Many women who have their uterus removed for benign conditions may mistakenly believe that, unless they have the surgery, they’re likely to develop cancer, new research shows.
Researchers found that among more than 1,100 women who underwent hysterectomy for non-cancerous conditions, 29 percent said they had “a lot” of fear that they would develop cancer, without the surgery. The large majority, 80 percent, reported at least “a little” fear.
This was despite the fact that the conditions the women had - mostly fibroids, menstrual disorders or uterine prolapse - did not put them at high risk of uterine cancer or other gynecologic cancers.
The level of cancer anxiety in the study was surprising, according to lead study author Dr. Lisa Gallicchio of the Johns Hopkins University School of Public Health in Baltimore.
Given the benign nature of the women’s conditions, she told “Cancer fear should not have played a role in their decision to undergo hysterectomy - which is only one of several treatment options for the conditions the patients had”.

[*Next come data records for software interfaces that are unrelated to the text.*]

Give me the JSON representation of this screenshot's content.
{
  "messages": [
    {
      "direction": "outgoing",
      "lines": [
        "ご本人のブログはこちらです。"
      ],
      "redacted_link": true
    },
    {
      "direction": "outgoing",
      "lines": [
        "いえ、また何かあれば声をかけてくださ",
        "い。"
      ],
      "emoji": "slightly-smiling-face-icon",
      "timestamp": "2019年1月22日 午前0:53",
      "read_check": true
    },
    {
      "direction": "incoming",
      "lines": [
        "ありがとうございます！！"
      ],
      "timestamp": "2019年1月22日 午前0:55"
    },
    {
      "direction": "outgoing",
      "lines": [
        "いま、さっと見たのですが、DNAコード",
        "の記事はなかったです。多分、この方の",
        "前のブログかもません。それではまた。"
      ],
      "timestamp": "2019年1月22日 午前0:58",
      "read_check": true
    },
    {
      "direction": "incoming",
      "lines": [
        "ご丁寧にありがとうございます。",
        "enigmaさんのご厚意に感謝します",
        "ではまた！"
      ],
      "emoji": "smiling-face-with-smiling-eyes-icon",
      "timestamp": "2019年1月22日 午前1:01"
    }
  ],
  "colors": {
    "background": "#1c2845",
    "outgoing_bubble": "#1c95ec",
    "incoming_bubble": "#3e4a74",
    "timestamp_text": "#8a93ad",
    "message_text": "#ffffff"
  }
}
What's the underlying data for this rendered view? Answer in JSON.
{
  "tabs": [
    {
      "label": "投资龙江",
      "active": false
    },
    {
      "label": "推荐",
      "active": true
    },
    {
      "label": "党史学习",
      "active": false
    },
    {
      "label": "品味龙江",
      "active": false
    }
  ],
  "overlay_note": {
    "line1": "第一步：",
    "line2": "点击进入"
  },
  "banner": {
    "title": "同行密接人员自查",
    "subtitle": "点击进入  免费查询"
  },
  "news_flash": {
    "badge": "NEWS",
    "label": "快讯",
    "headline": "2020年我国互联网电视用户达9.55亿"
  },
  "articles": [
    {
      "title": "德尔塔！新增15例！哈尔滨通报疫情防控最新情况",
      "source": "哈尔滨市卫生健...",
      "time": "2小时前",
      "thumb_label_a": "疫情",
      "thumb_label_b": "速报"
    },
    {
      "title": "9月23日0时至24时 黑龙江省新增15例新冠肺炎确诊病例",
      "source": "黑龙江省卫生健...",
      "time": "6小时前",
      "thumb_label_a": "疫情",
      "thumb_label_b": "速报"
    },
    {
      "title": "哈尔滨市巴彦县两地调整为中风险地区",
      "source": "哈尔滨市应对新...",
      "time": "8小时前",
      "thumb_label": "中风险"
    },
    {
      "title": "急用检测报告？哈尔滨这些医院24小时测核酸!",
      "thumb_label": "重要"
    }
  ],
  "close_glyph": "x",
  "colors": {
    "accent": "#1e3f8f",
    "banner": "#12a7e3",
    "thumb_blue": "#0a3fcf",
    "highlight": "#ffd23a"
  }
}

But the study, published in the journal Psychosomatic Medicine, did not look at whether concern about cancer was in fact a factor in the decision-making process.
“You could certainly suggest, due to the high levels of fear reported by some women in the study, that fear of cancer may have played a role in the decision to have a hysterectomy,” Gallicchio said.
Exactly why many women overestimated their cancer risk is unknown, but a lack of clear communication from their doctors is a possibility, according to Gallicchio.
For example, about 60 percent of the 1,142 study participants had uterine fibroids, benign growths in the uterus that rarely become cancerous. In medical language, however, fibroids are often called “tumors.” If a doctor uses that word, the study authors note in the report, a woman could mistakenly believe she has cancer or is at high risk of it.
“Physicians should make sure that women undergoing hysterectomy for benign conditions understand that they are not at higher risk of developing cancer if they do not undergo a hysterectomy,” Gallicchio said.
She and her colleagues also found that certain hysterectomy patients - including younger women, black women and those who had less education or low incomes - had higher levels of cancer anxiety.
Women who are young or less educated, Gallicchio noted, may have relatively less understanding of their medical condition or its treatment options. It will be important, she said, to improve communication between women and their doctors so that patients can make a truly informed decision about treatment.
SOURCE: Psychosomatic Medicine, June 2005.
Revision date: July 4, 2011
Last revised: by Andrew G. Epstein, M.D.